== Data to process

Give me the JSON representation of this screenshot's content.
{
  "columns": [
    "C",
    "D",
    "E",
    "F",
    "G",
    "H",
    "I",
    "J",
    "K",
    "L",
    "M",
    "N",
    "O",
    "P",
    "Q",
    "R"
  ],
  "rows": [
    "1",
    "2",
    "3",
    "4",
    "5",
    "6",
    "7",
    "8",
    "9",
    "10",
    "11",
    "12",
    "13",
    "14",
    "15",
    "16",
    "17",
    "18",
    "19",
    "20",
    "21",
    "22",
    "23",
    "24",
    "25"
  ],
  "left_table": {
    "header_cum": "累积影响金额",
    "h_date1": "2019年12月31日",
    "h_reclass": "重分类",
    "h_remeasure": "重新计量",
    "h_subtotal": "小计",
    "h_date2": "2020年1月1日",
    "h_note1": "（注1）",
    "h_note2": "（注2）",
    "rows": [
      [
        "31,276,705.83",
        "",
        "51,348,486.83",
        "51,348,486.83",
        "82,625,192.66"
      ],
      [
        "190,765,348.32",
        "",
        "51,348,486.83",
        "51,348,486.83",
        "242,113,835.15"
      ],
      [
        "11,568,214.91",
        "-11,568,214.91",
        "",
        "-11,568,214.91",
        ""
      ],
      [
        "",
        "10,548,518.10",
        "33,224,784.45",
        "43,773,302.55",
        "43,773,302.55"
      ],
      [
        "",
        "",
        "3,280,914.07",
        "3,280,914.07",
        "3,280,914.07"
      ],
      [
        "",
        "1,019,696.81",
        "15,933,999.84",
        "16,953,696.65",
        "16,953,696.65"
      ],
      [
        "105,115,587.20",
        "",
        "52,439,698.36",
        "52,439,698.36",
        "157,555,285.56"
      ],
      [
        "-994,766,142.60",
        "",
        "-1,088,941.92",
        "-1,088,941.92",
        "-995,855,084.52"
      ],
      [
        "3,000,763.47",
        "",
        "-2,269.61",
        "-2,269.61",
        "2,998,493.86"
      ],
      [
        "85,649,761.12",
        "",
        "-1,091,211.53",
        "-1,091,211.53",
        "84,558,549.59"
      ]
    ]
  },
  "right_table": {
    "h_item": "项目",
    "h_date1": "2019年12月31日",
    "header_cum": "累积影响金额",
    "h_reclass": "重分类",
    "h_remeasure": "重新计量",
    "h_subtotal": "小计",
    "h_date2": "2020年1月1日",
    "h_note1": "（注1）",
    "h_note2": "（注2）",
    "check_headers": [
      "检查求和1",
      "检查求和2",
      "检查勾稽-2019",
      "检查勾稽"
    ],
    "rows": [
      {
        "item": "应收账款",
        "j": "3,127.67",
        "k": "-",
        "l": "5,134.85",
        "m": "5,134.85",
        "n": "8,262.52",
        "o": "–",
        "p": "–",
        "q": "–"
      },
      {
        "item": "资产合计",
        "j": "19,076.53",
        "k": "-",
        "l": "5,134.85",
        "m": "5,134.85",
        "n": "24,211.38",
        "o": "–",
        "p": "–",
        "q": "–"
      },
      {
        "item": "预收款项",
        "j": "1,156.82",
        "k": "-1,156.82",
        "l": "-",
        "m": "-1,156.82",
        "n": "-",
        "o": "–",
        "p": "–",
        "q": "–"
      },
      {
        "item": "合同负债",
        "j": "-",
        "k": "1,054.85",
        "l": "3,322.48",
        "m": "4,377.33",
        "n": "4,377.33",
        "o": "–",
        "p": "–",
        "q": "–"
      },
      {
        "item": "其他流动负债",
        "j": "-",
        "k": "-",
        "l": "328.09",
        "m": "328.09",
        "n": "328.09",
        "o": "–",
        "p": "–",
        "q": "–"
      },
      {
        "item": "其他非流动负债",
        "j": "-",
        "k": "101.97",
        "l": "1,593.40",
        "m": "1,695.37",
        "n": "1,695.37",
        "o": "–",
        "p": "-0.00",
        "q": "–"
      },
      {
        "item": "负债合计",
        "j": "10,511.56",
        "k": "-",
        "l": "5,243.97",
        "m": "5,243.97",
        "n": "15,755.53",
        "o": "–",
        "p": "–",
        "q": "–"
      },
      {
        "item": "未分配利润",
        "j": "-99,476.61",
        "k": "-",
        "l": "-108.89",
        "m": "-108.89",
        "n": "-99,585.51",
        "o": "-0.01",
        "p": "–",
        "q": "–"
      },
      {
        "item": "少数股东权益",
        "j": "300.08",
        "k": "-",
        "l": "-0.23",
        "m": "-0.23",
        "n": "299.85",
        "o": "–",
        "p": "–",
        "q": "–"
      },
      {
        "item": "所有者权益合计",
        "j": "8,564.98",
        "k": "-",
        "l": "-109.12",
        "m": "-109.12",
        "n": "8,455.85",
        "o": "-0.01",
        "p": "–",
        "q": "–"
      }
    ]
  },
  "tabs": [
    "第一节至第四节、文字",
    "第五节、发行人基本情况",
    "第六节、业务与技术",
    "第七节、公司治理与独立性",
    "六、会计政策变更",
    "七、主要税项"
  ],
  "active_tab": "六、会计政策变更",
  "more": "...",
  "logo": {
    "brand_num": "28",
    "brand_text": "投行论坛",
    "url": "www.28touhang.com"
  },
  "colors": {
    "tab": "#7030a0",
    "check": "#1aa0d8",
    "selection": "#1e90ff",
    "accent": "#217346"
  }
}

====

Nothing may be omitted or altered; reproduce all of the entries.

* [Exercise response]
Give me the JSON representation of this screenshot's content.
{
  "columns": [
    "C",
    "D",
    "E",
    "F",
    "G",
    "H",
    "I",
    "J",
    "K",
    "L",
    "M",
    "N",
    "O",
    "P",
    "Q",
    "R"
  ],
  "rows": [
    "1",
    "2",
    "3",
    "4",
    "5",
    "6",
    "7",
    "8",
    "9",
    "10",
    "11",
    "12",
    "13",
    "14",
    "15",
    "16",
    "17",
    "18",
    "19",
    "20",
    "21",
    "22",
    "23",
    "24",
    "25"
  ],
  "left_table": {
    "header_cum": "累积影响金额",
    "h_date1": "2019年12月31日",
    "h_reclass": "重分类",
    "h_remeasure": "重新计量",
    "h_subtotal": "小计",
    "h_date2": "2020年1月1日",
    "h_note1": "（注1）",
    "h_note2": "（注2）",
    "rows": [
      [
        "31,276,705.83",
        "",
        "51,348,486.83",
        "51,348,486.83",
        "82,625,192.66"
      ],
      [
        "190,765,348.32",
        "",
        "51,348,486.83",
        "51,348,486.83",
        "242,113,835.15"
      ],
      [
        "11,568,214.91",
        "-11,568,214.91",
        "",
        "-11,568,214.91",
        ""
      ],
      [
        "",
        "10,548,518.10",
        "33,224,784.45",
        "43,773,302.55",
        "43,773,302.55"
      ],
      [
        "",
        "",
        "3,280,914.07",
        "3,280,914.07",
        "3,280,914.07"
      ],
      [
        "",
        "1,019,696.81",
        "15,933,999.84",
        "16,953,696.65",
        "16,953,696.65"
      ],
      [
        "105,115,587.20",
        "",
        "52,439,698.36",
        "52,439,698.36",
        "157,555,285.56"
      ],
      [
        "-994,766,142.60",
        "",
        "-1,088,941.92",
        "-1,088,941.92",
        "-995,855,084.52"
      ],
      [
        "3,000,763.47",
        "",
        "-2,269.61",
        "-2,269.61",
        "2,998,493.86"
      ],
      [
        "85,649,761.12",
        "",
        "-1,091,211.53",
        "-1,091,211.53",
        "84,558,549.59"
      ]
    ]
  },
  "right_table": {
    "h_item": "项目",
    "h_date1": "2019年12月31日",
    "header_cum": "累积影响金额",
    "h_reclass": "重分类",
    "h_remeasure": "重新计量",
    "h_subtotal": "小计",
    "h_date2": "2020年1月1日",
    "h_note1": "（注1）",
    "h_note2": "（注2）",
    "check_headers": [
      "检查求和1",
      "检查求和2",
      "检查勾稽-2019",
      "检查勾稽"
    ],
    "rows": [
      {
        "item": "应收账款",
        "j": "3,127.67",
        "k": "-",
        "l": "5,134.85",
        "m": "5,134.85",
        "n": "8,262.52",
        "o": "–",
        "p": "–",
        "q": "–"
      },
      {
        "item": "资产合计",
        "j": "19,076.53",
        "k": "-",
        "l": "5,134.85",
        "m": "5,134.85",
        "n": "24,211.38",
        "o": "–",
        "p": "–",
        "q": "–"
      },
      {
        "item": "预收款项",
        "j": "1,156.82",
        "k": "-1,156.82",
        "l": "-",
        "m": "-1,156.82",
        "n": "-",
        "o": "–",
        "p": "–",
        "q": "–"
      },
      {
        "item": "合同负债",
        "j": "-",
        "k": "1,054.85",
        "l": "3,322.48",
        "m": "4,377.33",
        "n": "4,377.33",
        "o": "–",
        "p": "–",
        "q": "–"
      },
      {
        "item": "其他流动负债",
        "j": "-",
        "k": "-",
        "l": "328.09",
        "m": "328.09",
        "n": "328.09",
        "o": "–",
        "p": "–",
        "q": "–"
      },
      {
        "item": "其他非流动负债",
        "j": "-",
        "k": "101.97",
        "l": "1,593.40",
        "m": "1,695.37",
        "n": "1,695.37",
        "o": "–",
        "p": "-0.00",
        "q": "–"
      },
      {
        "item": "负债合计",
        "j": "10,511.56",
        "k": "-",
        "l": "5,243.97",
        "m": "5,243.97",
        "n": "15,755.53",
        "o": "–",
        "p": "–",
        "q": "–"
      },
      {
        "item": "未分配利润",
        "j": "-99,476.61",
        "k": "-",
        "l": "-108.89",
        "m": "-108.89",
        "n": "-99,585.51",
        "o": "-0.01",
        "p": "–",
        "q": "–"
      },
      {
        "item": "少数股东权益",
        "j": "300.08",
        "k": "-",
        "l": "-0.23",
        "m": "-0.23",
        "n": "299.85",
        "o": "–",
        "p": "–",
        "q": "–"
      },
      {
        "item": "所有者权益合计",
        "j": "8,564.98",
        "k": "-",
        "l": "-109.12",
        "m": "-109.12",
        "n": "8,455.85",
        "o": "-0.01",
        "p": "–",
        "q": "–"
      }
    ]
  },
  "tabs": [
    "第一节至第四节、文字",
    "第五节、发行人基本情况",
    "第六节、业务与技术",
    "第七节、公司治理与独立性",
    "六、会计政策变更",
    "七、主要税项"
  ],
  "active_tab": "六、会计政策变更",
  "more": "...",
  "logo": {
    "brand_num": "28",
    "brand_text": "投行论坛",
    "url": "www.28touhang.com"
  },
  "colors": {
    "tab": "#7030a0",
    "check": "#1aa0d8",
    "selection": "#1e90ff",
    "accent": "#217346"
  }
}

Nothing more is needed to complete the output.